Back in January, the Federal Regulatory Commission decided a good place for a new pilot project for tidal energy was, in all places, the East River in New York City near Queens. FERC said it would let Verdant Power tinker with a system designed to use the river's tidal currents to generate electricity.
FERC seemed to be taking a page from the city's ferry system with its plans for renewable goals by saying that, with all the controversy surrounding shale, just relax oh ye low-carbon advocates, we'll get you there.
FERC said the pilot license was part of a project it cooked up a few years ago to let developers play around with new hydrokinetic technologies.

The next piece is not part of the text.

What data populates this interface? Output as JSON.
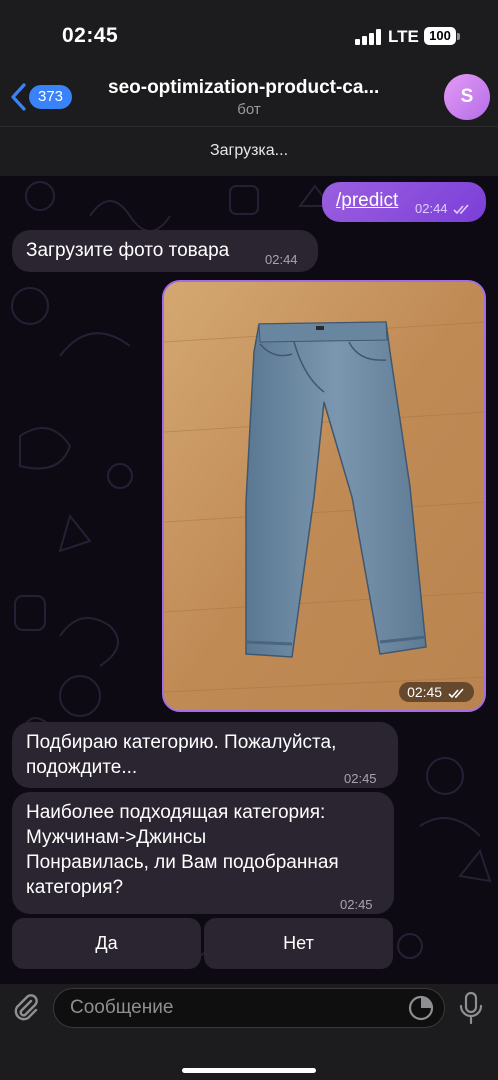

Verdant said it thinks it could spin out enough power to meet the needs of 9,000 or so New York homes without breaking a blade and without killing a fish. (Related article: Riding the Wave of Marine Energy Generation)

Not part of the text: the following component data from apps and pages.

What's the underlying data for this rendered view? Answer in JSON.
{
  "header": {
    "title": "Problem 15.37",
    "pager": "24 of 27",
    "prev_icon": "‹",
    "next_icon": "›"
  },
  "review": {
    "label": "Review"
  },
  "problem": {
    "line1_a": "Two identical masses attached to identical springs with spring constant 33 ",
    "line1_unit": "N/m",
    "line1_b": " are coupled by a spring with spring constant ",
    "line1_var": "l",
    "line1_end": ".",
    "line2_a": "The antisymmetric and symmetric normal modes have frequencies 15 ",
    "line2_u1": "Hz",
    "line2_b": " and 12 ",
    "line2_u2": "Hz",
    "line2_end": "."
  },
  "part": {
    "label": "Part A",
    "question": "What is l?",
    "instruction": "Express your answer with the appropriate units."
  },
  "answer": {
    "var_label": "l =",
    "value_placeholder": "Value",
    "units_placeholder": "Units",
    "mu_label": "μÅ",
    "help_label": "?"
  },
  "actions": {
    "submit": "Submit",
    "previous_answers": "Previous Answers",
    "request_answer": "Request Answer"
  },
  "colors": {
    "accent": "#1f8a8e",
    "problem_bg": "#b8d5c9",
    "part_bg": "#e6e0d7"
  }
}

Verdant had its problems – turbines would break and so on. The company said its Roosevelt Island Tidal Energy was the first of its kind in the world to connect to the grid, however. But that's not the waning end of this mariner's tale. A few months after FERC said okay, ScottishPower Renewables announced its wave energy converter had exported 160 megawatt-hours of electricity to the national grid. That system, developed by Pelamis, can work in waves as high at 29 feet. There's nothing like that in the East River.
So why am I, your humble guest, talking about that now? Now is the time to talk about shale, oil-by-rail and the market fundamentals of the drawdown in Libyan crude oil production. Renewable energy, you say, is expensive and mired in bureaucracy. It was not so long ago that solar power was clouded by the bankruptcy of government-backed Solyndra. Now, companies like SunPower and First Solar are reaping the rewards, with share prices rising by 272 percent and 47 percent respectively for the year.

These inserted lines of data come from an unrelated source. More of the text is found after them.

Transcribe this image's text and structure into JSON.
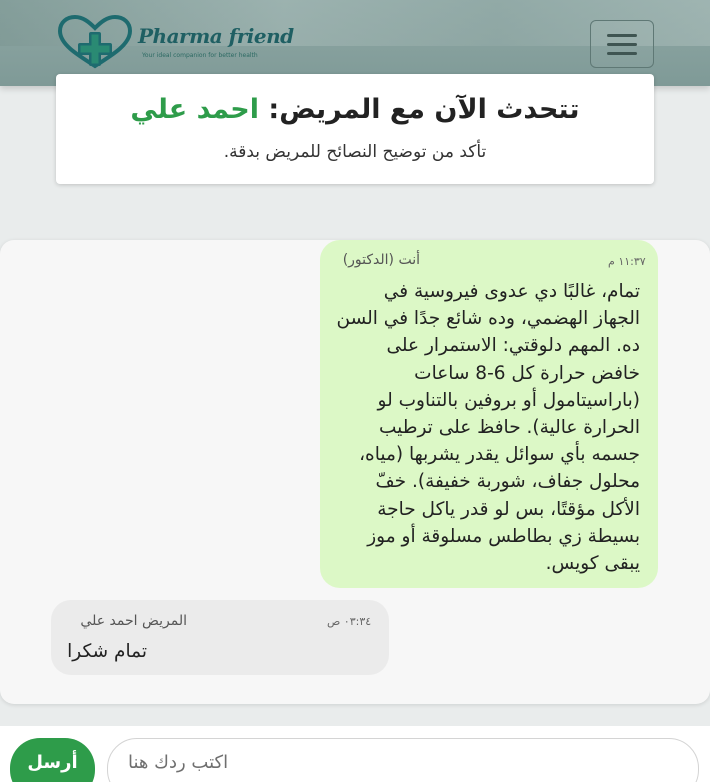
{
  "brand": {
    "name": "Pharma friend",
    "tagline": "Your ideal companion for better health",
    "logo_icon": "heart-cross-icon",
    "colors": {
      "brand_green": "#2e9c4a",
      "brand_teal": "#1f5f63"
    }
  },
  "nav": {
    "menu_icon": "hamburger-menu-icon"
  },
  "header": {
    "title_prefix": "تتحدث الآن مع المريض: ",
    "patient_name": "احمد علي",
    "subtitle": "تأكد من توضيح النصائح للمريض بدقة."
  },
  "messages": [
    {
      "sender": "أنت (الدكتور)",
      "time": "١١:٣٧ م",
      "text": "تمام، غالبًا دي عدوى فيروسية في الجهاز الهضمي، وده شائع جدًا في السن ده. المهم دلوقتي: الاستمرار على خافض حرارة كل 6-8 ساعات (باراسيتامول أو بروفين بالتناوب لو الحرارة عالية). حافظ على ترطيب جسمه بأي سوائل يقدر يشربها (مياه، محلول جفاف، شوربة خفيفة). خفّ الأكل مؤقتًا، بس لو قدر ياكل حاجة بسيطة زي بطاطس مسلوقة أو موز يبقى كويس.",
      "bubble_color": "#dcf8c6"
    },
    {
      "sender": "المريض احمد علي",
      "time": "٠٣:٣٤ ص",
      "text": "تمام شكرا",
      "bubble_color": "#ebebeb"
    }
  ],
  "composer": {
    "placeholder": "اكتب ردك هنا",
    "value": "",
    "send_label": "أرسل"
  }
}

Last week, the Obama administration announced it was throwing $16 million into 17 different projects meant to find a way to capture energy from waves, tides and currents cheaper and more efficiently. The U.S. may be a bit behind in the game but the Energy Department said it viewed wave and tidal energy as a "large, untapped resource" for renewable energy.
To fend off advocacy early birds tired of the tried and true fracking protests, the Energy Department said it was funding university research projects meant to examine everything from the impacts hydrokinetic devices have on fish species to how killer whales respond to the sounds produced by underwater turbines. The bulk of the spending, however, was on research and development meant to make marine power a better utility. That means proving it's worth it to private investors. (Related article: Amid Rising Global Interest in Renewable Energy, Tidal Power to Surge?)
Remember that Pelamis wave system? While Solyndra was going under, a British report in 2011 found the country's marine energy sector might be worth as much as $118 billion, yes billion, and support more than 65,000 jobs by 2050. In the states, meanwhile, shares in Forest Oil Corp. dipped more than 3 percent after it announced the sale of 58,000 acres of shale in the Permian Basin of West Texas. Remember natural gas darling Chesapeake Energy? It's been hemorrhaging assets to help pay off its debt.
While marine and hydrokinetic energy may be quite literally the wave of the future, its moment may be beyond the current horizon. That said, it's predictable, it's easy to get to, and some of the world's most densely populated areas are coastal communities, which means it's cheap to connect to the grid. But it's in the future. If we use the post-Solyndra success of SunPower as a standard, however, high tide for marine energy may be rolling in.